A few days ago I attended a briefing by Dr. James Hansen, the NASA scientist whose 1988 congressional testimony touched off a generation of debate over man-made global warming. He is making the news again, touting a recent guest editorial in the Washington Post and lecturing on the think-tank circuit, generally well-received as the godfather of the scientists and activists who have sounded the warning of our impending doom.
This most recent briefing began with Dr. Hansen’s usual recital of data, though quite different from what he predicted in the early stages of alarmism. You may remember that the UN’s Intergovernmental Panel on Climate Change (IPCC), which shared a Nobel Peace Prize with Al Gore, projected what it called “dramatic” changes in both temperature and sea levels as a result of man-made greenhouse gases, relying in large part on the work of Dr. Hansen and other academics. An early IPCC report predicted a world-average temperature increase of up to 5 degrees, which could cause rises in sea levels of 3-5 feet (IPCC later reduced that original estimate to about 18 inches, and now to about 6 inches). Today Dr. Hansen is saying the rate of sea level rise has declined in recent years. He now says the sea levels are rising at the rate of 1.8 millimeters a year, which he says could be as much as a foot over the next 100 years.
Initially, we were advised by some extremists (including the World Wildlife Fund) that the world would have to colonize other planets by 2050, as the Earth’s capacity to support life was exhausted. A highly-publicized 2008 report from the United Nations University predicted that destruction of the environment and desertification would turn 50 million people into “environmental refugees” by 2010, which we already know did not occur. On the surface of it, the idea is patently absurd. Of course substantial melting of the polar icecaps would dramatically alter life in the arctic regions, and of course a significant rise in sea level would change the environment of cities near the coasts. But to assert that a continent like North America could not sustain life in the face of an average 5-degree temperature increase or a 1-foot rise in sea level over a century strains credulity even for the most gullible among us. After all, we have built huge cities where once there was water. We know how to drain wetlands, build levees, divert waterways, and otherwise ensure that water does not inundate valuable land. Our landscape might change, but it would not disappear.
The truth is that scientists advocating the theory of catastrophic manmade global warming have no idea what the weather will be like next year. Neither does anyone else. They hand out lots of charts, but none of them are based on anything but educated projections and computer models, which have already proven to be wrong in predictions they made a few years ago. So you might think a world-famous expert would be cautiously telling us to be careful about such assumptions. You would be wrong.

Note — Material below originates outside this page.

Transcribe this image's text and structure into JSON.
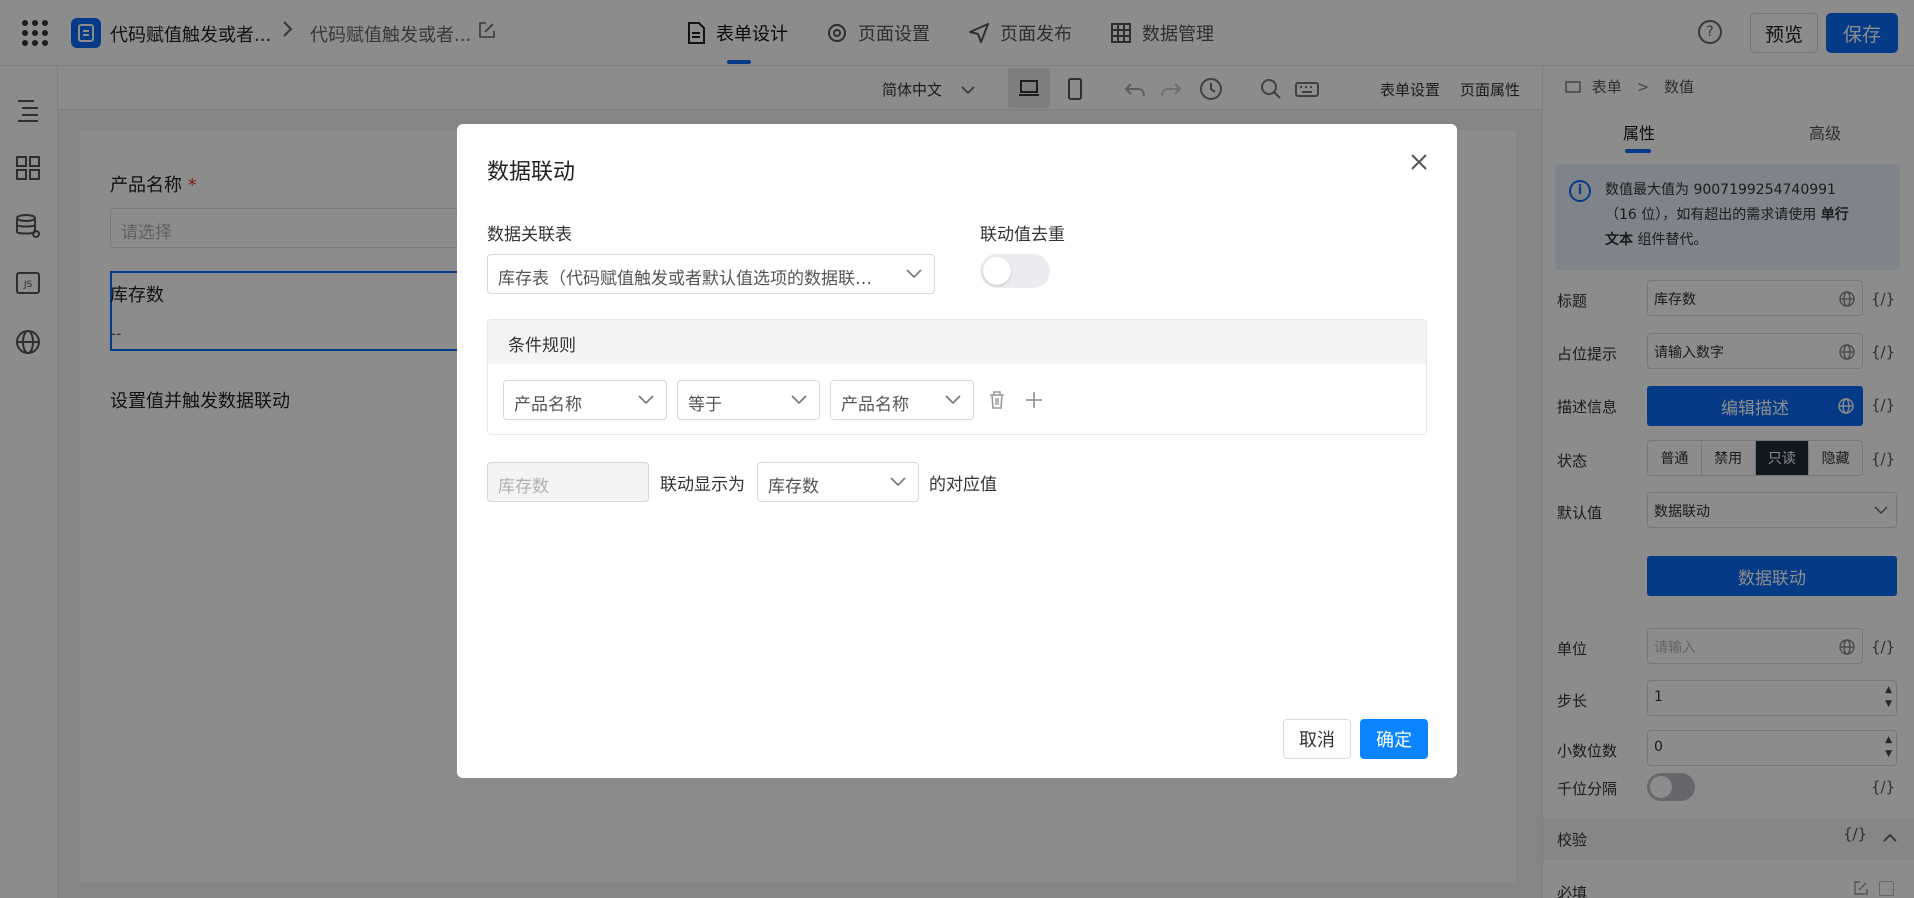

Dr. Hansen’s recent editorial in the Washington Post was entitled “Climate Change is Here – and Worse Than We Thought.” Reminding us of his dire 1988 warning of “steadily increasing temperatures, driven by mankind’s use of fossil fuels,” he now says, “I was too optimistic.” He blames every weather phenomenon of recent years on global warming, based lagrely on his now-famous concept of “climate dice.”
I don’t blame academics and scientists for wanting to better understand the weather, and to continue studying and publishing, even lecturing, briefing, and writing books. But scientific study does not come close to the agenda Dr. Hansen and other activists are now pushing.
Dr. Hansen now proposes a massive new tax on all the people who produce oil, gas and coal. He denies it is a tax, preferring to call it a fee, because the money would not stay in Washington but be “rebated” directly to every man, woman and child in America. Instead of using his brain power to help find a way to make alternative energy sources cheaper, he simply proposes making fossil fuels prohibitive – and asserts that this would create a “robust clean energy economy with millions of new jobs.” That is an assertion backed by nothing in the real world, and contradicted by years of contrary experience.
Even though Dr. Hansen and many of his allies are highly educated scientists, and they are entitled to their opinions – on science or even on politics – just remember, the fact that someone is a scientist does not make his opinion science. In this case, the briefing I heard was not climate science, but political science.